home icon / Races / 2018 Spanish Grand Prix Guide - Barcelona

Barcelona

Find out more about the Spanish Grand Prix at the Circuit de Barcelona-Catalunya, including race information and a destination guide for a visit to Barcelona

Spanish Grand Prix Guide
© XPB Images

Key figures

Date: 11-13 May 2018
Number of laps: 66
Circuit length: 4.655 km
Race distance: 307.104 km
Lap record: 1:21.670
Kimi Raikkonen, Ferrari, 2008
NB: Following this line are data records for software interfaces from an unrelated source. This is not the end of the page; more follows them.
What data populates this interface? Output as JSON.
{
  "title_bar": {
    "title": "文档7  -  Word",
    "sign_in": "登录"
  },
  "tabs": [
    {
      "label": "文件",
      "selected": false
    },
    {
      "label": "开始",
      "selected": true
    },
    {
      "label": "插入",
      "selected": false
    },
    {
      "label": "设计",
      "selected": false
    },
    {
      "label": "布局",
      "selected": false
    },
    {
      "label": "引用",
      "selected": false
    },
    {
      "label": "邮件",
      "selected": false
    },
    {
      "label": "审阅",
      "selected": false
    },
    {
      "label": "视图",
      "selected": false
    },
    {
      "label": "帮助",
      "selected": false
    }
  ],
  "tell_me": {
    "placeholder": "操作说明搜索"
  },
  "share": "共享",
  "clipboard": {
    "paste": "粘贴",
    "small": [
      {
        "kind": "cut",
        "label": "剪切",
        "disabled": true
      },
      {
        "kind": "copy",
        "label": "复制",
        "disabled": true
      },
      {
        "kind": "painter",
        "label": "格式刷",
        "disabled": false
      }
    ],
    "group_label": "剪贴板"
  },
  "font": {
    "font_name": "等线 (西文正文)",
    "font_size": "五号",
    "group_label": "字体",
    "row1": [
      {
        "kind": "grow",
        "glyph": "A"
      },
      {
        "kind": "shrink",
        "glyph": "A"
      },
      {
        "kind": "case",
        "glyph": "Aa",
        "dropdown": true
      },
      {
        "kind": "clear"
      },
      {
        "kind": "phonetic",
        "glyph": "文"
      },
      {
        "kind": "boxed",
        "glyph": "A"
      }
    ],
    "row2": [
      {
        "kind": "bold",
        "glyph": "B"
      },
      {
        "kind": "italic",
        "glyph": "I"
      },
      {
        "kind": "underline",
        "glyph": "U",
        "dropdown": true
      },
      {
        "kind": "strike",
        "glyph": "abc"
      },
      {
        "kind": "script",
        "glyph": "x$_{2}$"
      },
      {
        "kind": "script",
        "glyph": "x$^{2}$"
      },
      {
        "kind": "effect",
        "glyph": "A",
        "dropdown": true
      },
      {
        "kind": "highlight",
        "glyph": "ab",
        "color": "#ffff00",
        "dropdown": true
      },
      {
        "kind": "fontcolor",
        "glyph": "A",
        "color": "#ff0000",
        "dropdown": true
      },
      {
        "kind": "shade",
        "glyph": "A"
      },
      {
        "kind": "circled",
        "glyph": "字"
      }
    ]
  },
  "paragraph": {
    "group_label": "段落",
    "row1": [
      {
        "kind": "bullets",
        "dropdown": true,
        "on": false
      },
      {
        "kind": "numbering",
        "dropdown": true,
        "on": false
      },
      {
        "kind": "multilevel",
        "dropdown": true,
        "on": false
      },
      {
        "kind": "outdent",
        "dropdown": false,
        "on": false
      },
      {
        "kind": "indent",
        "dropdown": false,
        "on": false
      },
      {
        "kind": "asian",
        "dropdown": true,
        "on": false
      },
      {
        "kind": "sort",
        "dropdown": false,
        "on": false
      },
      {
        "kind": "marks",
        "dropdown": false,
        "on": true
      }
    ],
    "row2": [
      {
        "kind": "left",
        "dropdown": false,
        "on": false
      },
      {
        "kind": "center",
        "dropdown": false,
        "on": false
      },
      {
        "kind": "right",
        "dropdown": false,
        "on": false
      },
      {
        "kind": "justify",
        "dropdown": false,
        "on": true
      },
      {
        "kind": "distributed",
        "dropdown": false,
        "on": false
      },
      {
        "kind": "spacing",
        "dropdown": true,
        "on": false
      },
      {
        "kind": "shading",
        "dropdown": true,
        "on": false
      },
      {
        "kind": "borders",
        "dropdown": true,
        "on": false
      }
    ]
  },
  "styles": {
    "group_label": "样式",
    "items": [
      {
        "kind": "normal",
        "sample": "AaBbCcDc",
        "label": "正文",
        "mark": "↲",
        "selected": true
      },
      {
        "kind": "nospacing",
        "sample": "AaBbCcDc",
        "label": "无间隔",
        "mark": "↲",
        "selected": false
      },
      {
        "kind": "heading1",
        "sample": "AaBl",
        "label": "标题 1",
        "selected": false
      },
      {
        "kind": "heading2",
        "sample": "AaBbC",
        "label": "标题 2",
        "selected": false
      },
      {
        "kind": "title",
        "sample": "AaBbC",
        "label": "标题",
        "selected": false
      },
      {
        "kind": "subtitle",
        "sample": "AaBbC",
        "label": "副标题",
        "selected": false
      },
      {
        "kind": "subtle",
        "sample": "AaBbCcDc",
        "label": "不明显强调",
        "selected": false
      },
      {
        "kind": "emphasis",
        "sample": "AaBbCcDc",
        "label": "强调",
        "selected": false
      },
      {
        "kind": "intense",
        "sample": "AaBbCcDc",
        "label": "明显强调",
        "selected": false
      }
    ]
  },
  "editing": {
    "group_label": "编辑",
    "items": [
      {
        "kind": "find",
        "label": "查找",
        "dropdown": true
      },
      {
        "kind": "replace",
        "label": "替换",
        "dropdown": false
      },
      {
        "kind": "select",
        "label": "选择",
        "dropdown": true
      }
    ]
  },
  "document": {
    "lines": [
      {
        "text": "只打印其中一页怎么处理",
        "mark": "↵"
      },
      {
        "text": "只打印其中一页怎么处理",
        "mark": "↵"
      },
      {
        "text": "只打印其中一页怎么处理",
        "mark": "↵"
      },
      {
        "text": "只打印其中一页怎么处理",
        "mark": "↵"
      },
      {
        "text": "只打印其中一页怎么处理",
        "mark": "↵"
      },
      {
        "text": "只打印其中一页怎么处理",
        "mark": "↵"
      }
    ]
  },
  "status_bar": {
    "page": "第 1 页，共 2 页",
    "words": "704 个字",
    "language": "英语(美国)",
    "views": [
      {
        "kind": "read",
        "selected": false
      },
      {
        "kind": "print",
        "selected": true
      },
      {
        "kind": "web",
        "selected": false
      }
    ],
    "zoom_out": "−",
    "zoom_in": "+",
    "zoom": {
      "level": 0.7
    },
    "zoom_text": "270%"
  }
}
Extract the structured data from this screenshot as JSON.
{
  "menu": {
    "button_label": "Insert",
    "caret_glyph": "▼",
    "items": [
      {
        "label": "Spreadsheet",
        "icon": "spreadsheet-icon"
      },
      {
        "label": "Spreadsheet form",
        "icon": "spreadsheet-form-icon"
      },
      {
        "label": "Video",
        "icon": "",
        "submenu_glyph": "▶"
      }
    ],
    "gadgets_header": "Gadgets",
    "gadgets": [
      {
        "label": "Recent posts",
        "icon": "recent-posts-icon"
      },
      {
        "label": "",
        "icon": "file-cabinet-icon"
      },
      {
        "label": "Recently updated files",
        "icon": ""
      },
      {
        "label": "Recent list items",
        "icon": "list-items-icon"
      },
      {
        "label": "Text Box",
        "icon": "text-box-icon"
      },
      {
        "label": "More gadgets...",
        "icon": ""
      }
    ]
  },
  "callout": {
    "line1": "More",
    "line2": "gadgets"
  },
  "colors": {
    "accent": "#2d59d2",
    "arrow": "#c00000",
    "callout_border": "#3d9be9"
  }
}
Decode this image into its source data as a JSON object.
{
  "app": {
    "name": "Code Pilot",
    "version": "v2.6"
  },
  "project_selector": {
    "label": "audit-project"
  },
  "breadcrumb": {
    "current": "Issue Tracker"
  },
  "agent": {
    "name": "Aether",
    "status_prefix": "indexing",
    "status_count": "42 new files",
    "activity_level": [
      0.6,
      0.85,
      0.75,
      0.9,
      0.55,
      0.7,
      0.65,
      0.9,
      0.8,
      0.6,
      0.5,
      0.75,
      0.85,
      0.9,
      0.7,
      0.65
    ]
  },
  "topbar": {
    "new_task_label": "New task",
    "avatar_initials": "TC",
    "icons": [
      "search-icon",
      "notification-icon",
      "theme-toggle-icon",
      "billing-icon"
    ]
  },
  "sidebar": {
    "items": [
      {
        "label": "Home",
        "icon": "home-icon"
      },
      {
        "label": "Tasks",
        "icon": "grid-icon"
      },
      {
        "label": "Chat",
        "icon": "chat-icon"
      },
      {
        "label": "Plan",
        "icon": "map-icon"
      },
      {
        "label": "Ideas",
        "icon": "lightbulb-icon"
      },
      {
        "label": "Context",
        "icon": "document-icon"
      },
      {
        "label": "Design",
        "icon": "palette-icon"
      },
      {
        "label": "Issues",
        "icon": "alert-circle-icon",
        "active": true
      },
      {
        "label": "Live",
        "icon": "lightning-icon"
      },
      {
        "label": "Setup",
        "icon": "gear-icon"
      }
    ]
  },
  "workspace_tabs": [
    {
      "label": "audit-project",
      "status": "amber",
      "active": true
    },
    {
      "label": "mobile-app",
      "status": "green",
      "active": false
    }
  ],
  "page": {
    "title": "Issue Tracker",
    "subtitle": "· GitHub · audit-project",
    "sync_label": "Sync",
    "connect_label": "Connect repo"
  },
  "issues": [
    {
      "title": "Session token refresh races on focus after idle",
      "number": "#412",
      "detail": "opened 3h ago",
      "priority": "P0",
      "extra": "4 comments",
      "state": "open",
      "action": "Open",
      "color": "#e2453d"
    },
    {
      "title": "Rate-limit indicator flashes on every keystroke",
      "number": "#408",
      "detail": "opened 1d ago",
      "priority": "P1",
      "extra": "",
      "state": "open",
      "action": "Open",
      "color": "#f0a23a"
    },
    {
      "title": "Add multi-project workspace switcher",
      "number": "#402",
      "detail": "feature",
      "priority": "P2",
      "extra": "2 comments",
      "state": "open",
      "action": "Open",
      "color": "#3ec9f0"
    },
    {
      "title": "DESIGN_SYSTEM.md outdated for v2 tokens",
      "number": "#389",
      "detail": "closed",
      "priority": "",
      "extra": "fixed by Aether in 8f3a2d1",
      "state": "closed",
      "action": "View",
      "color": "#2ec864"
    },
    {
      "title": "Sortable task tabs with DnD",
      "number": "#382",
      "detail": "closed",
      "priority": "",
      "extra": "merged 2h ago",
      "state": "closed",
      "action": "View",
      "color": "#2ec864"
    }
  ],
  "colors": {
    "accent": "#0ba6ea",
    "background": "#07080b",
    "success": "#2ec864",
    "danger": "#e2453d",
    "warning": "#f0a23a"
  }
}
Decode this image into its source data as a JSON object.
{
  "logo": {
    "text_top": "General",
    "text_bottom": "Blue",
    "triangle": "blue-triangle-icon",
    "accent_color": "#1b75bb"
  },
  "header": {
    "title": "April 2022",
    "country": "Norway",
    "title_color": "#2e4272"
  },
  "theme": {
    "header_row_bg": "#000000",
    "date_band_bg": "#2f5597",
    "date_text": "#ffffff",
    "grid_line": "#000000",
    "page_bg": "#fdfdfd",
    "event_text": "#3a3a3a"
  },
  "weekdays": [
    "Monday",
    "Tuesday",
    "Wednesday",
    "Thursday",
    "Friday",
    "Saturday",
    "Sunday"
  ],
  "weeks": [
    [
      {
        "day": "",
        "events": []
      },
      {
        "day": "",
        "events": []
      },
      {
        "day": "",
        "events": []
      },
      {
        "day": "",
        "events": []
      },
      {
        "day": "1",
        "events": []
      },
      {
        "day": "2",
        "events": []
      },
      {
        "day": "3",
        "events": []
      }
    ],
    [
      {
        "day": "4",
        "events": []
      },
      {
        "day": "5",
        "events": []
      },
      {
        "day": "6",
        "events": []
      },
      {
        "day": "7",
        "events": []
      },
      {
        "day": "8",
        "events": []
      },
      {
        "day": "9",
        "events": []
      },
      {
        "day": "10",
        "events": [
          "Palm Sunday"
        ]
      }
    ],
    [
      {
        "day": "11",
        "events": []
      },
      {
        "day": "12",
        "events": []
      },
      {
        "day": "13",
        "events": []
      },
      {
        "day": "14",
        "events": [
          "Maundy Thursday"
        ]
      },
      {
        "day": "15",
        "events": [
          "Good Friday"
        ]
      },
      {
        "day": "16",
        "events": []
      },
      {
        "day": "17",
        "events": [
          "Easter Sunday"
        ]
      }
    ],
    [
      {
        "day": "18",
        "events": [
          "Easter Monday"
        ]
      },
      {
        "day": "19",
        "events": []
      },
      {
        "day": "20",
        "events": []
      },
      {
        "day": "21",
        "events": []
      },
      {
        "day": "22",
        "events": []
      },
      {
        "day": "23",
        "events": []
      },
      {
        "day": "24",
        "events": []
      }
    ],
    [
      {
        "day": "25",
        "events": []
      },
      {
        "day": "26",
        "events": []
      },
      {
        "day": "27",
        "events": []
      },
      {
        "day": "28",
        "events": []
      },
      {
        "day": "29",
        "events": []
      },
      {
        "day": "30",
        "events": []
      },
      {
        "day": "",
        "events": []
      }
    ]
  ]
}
Fernando Alonso’s success helped boost interest in F1 from Spain, leading to two races in the country for a spell. The Spanish Grand Prix takes place at the Circuit de Barcelona-Catalunya in Montmelo, and is a frequent destination as it is also often used for pre-season testing. The track is popular with the teams due to its all-round test of a car, with a long pit straight; quick changes of direction at Turns 1 and 2; fast sweeping corners such as the long Turn 3 and testing Turn 9; while there are also more technical, slow-speed sections towards the end of the lap including a chicane before the final corner.

DESTINATION GUIDE

While the circuit itself is in Montmelo, as the name suggests the race offers the perfect opportunity to visit Barcelona. Montmelo is 30km outside the Catalan city, and easily accessible by train from the centre.

Barcelona is one of Europe’s most vibrant cities, with a mix of modern architecture and the Gaudi influence. The Gothic Quarter is packed full of tight streets, old buildings, bars and restaurants, and spills out on to the iconic Las Ramblas. At the top of Las Ramblas is Placa Catalunya, and north of there you’ll find Gaudi’s still under construction Sagrada Familia. The spectacular basilica is scheduled for completion in 2026. Other Guadi attractions to visit include the Park Guell, Palau Guell and Casa Mila.

Sports fans can take a tour of Camp Nou - the home of Barcelona FC - and visit the old Olympic Stadium. While the race is currently in Montmelo, the Spanish Grand Prix was previously held on the Montjuic street circuit in 1969, 1971, 1973 and 1975, and you can retrace the track around Montjuic mountain, in the Olympic area of the city.

Another of Barcelona’s advantages is its Mediterranean coast location, with a city break being able to be combined with time on Barceloneta beach. The area between the beach and port has also undergone a fairly recent regeneration, offering a number of bars, restaurants and vibrant nightlife.

For those willing to venture slightly outside the city, the Tibidabo mountain offers spectacular views over Barcelona and the surrounding area. Located to the north west of the city, the Sagrat Cor church sits on top of the mountain, while there is also an amusement park.

HOW TO GET THERE

For those flying to Spain, Barcelona-El Prat airport offers frequent flights and easy access into the city using public transport, being served by the L9 Metro line. Frequent trains also run to the city courtesy of the R2 line, which passes through the major Barcelona interchanges of Saints Estacio and Catalunya before continuing all the way to Montmelo itself. Another option is to use nearby Girona airport, less than an hour up the coast by car.

Aside from using a hire car, the track can be accessed thanks to direct trains to Montmelo station from the centre of Barcelona. The circuit is a 30-minute walk from the train station, with the first part of the walk in the town itself lined with stalls selling F1 memorabilia.